Public Safety and Police Accountability

Dear friends and neighbors,

This session began under the watchful eye of National Guard soldiers, because of the threat of armed protesters in the wake of the violent insurrection in Washington D.C. As I said in a previous newsletter, while all went well on in-person opening day in Olympia, I hope that we never have to start a session in this manner ever again.

In order to help protect our institutions of democracy and ensure the safety of community members, I have introduced two common-sense pieces of legislation. The first, House Bill 1234, would ban weapons on the capitol campus and city halls. Unlike in a majority of other states, it is legal in Washington to openly carry AR-15s, AK-47s, and other deadly weapons on our capitol campus and in many government buildings. The second, House Bill 1283, expands the crime of criminal mischief to include openly carrying or displaying a deadly weapon in a threatening manner with three or more people.

In the last few years, we’ve seen an explosion of intimidation where democracy happens. People openly carrying assault rifles and showing up in tactical gear are not defending themselves from a credible threat. They are raising fear, chilling free speech, and creating danger for the public. Sadly, both research and real-life events have shown us that weapons in these high-emotion and crowded situations can be deadly. These two bills are critical tools for safety and will help hold people accountable when they use fear and intimidation to quell the free expression of democracy in our state.

Ensuring a Safe Environment for Each Student in our Schools

I have long been focused on creating safe, supportive school climates – from championing social emotional learning to increasing school counselors to creating school safety centers. So when a group of young people from Eastside 4 Black Lives approached me about not feeling safe in schools with school resource officers (SROs), I knew I had work to do. Our schools should be a safe environment for each and every students, and it’s an imperative to act when students of color express that they don’t feel safe.

Last year, the legislature took an important first step in creating education and student-focused training requirements for SROs. However, when we followed up with school districts to see how many had done the training, the data was just not there. We also discovered that many schools don’t use the title of SRO for their school safety staff, and those staffers were then unwittingly omitted from the training requirements. In order to improving school climate for each and every student, I’ve introduced House Bill 1214, which will extend training requirements including restorative justice, to all school safety staff, improve data collection and require school districts to introduce their safety staff and specific roles to students and families each year.

Holding Police Accountable to our Community

To increase police accountability, reduce the use of force and rebuild Washingtonians’ trust in law enforcement — especially in Black communities, which are disproportionately affected by police violence — Representatives and Senators have introduced a suite of bills on this topic.

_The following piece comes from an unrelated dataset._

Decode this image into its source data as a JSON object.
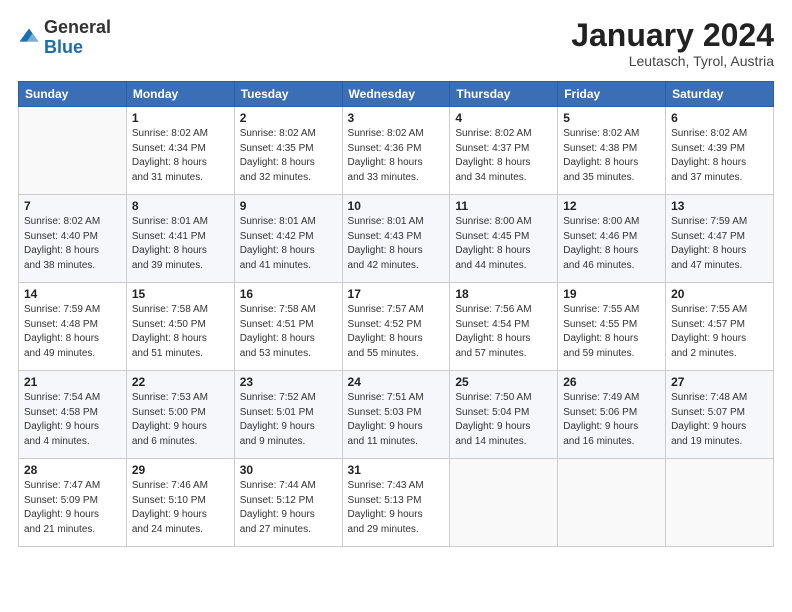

  • Standards for Law Enforcement: Reps. John Lovick and Bill Ramos joined Sen. Manka Dhingra in introducing three bills to hold law enforcement officers to a high standard of honesty, create a duty to intervene and report when fellow officers break department regulations, and ensure that investigations meet the standards laid out in the law.
  • Independent Agency on Use of Force: When someone is shot or killed by police and the law doesn’t offer pathways to justice for the victim it damages the community, the reputation of law enforcement, and the notion of justice. When entire communities do not trust those with the state sanctioned power of life and death over them, public safety is imperiled. House Bill 1267, sponsored by Rep. Debra Entenman, will establish an independent agency under the office of the Governor to investigate police uses of deadly force and other in custody deaths. We can only begin to rebuild trust in law enforcement by ensuring that there is accountability for unnecessary police violence.
  • Dangerous Police Tactics: As a key step to promote justice in policing, I am supporting House Bill 1054, sponsored by Rep. Jesse Johnson, which would ban or restrict several dangerous or inappropriate police tactics, such as chokeholds and neck restraints; no-knock warrants; tear gas; vehicular pursuits; and certain types of military equipment.

Each of the harmful tactics these bills address contribute to division and distrust between law enforcement and the community and many have directly resulted in unnecessary death and injury to members of the public. Law enforcement cannot do its job if it has lost the trust of the community.

As always, whether in person or online, please don’t hesitate to reach out to me this session with your questions, concerns, or comments. We will get through these hardest of times together.


Rep. Tana Senn